** RECORDS follows **
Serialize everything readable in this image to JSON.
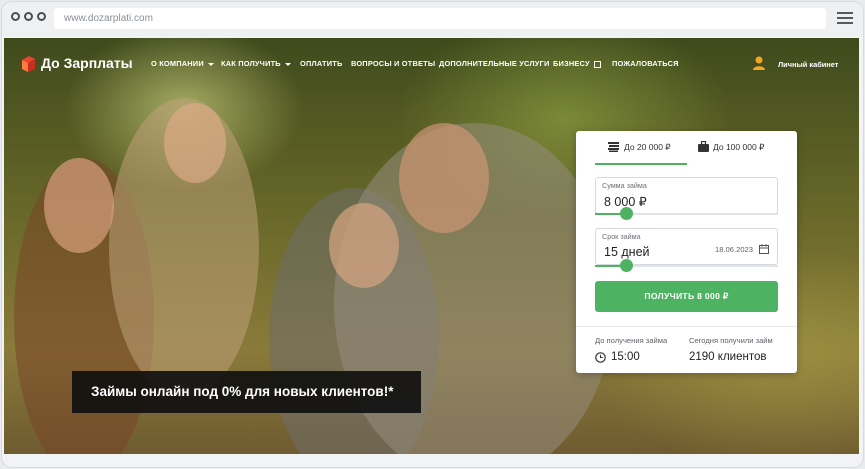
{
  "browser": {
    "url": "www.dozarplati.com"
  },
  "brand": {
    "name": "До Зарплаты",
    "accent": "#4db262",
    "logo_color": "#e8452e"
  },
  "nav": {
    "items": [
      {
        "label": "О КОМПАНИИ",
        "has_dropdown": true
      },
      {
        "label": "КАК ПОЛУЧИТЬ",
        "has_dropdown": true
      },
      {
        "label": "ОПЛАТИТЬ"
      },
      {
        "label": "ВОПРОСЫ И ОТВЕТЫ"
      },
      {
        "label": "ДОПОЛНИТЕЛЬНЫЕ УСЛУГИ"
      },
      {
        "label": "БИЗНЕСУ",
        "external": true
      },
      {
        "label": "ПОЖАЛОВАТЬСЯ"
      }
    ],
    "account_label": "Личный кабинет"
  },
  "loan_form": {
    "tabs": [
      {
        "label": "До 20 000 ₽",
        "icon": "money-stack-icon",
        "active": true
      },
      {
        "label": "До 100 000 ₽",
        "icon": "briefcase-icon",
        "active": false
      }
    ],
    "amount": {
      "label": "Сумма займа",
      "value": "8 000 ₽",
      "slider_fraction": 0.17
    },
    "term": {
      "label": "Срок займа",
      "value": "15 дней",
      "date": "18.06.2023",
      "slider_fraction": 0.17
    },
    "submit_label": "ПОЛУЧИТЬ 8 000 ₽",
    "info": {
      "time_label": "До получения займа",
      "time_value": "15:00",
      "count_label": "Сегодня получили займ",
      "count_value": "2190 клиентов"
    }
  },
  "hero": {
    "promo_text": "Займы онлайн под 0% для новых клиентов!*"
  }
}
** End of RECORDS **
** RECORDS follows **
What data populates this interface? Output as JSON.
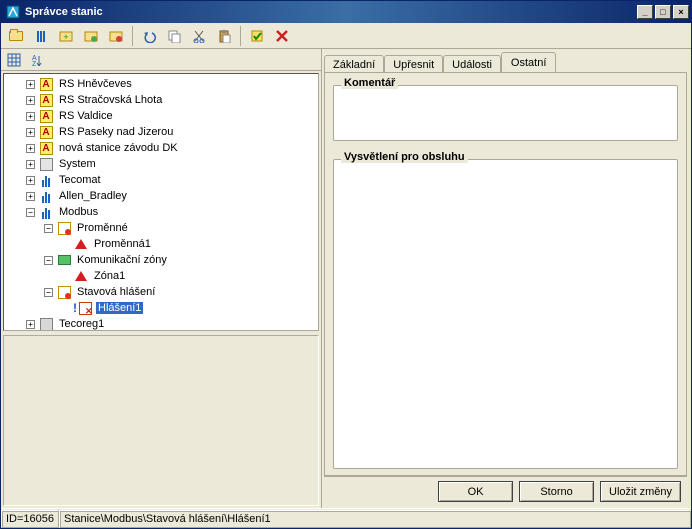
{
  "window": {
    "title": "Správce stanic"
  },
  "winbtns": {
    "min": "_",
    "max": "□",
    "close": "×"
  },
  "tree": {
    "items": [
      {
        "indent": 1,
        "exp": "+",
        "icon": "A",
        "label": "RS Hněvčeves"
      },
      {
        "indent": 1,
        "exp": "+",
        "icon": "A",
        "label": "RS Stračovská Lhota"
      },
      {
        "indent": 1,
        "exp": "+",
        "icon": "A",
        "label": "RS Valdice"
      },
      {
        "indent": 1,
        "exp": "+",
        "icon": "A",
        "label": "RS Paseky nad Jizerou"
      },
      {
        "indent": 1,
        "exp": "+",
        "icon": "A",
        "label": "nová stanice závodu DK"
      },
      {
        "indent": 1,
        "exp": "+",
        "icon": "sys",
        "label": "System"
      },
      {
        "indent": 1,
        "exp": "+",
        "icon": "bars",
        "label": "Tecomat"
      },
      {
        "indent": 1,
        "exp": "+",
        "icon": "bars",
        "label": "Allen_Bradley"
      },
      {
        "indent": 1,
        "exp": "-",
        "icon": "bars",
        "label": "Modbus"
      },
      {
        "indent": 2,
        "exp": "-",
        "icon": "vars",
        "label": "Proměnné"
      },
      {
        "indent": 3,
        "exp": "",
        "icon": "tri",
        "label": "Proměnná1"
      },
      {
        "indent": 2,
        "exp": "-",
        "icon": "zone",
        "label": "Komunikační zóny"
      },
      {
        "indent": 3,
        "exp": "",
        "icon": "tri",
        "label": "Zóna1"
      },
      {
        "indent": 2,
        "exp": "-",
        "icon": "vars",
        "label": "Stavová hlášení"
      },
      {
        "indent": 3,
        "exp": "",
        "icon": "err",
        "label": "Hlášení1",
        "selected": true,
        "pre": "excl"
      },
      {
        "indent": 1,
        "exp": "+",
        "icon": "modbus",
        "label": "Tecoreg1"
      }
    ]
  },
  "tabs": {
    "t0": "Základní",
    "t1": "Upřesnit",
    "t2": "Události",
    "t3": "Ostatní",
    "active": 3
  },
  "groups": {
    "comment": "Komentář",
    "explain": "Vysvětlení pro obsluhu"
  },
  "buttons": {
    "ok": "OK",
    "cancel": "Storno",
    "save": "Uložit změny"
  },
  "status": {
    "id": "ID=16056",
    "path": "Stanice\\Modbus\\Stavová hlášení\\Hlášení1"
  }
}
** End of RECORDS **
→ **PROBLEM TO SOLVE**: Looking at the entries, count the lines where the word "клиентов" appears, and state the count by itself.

→ **RESPONSE TO THE EXERCISE**: 2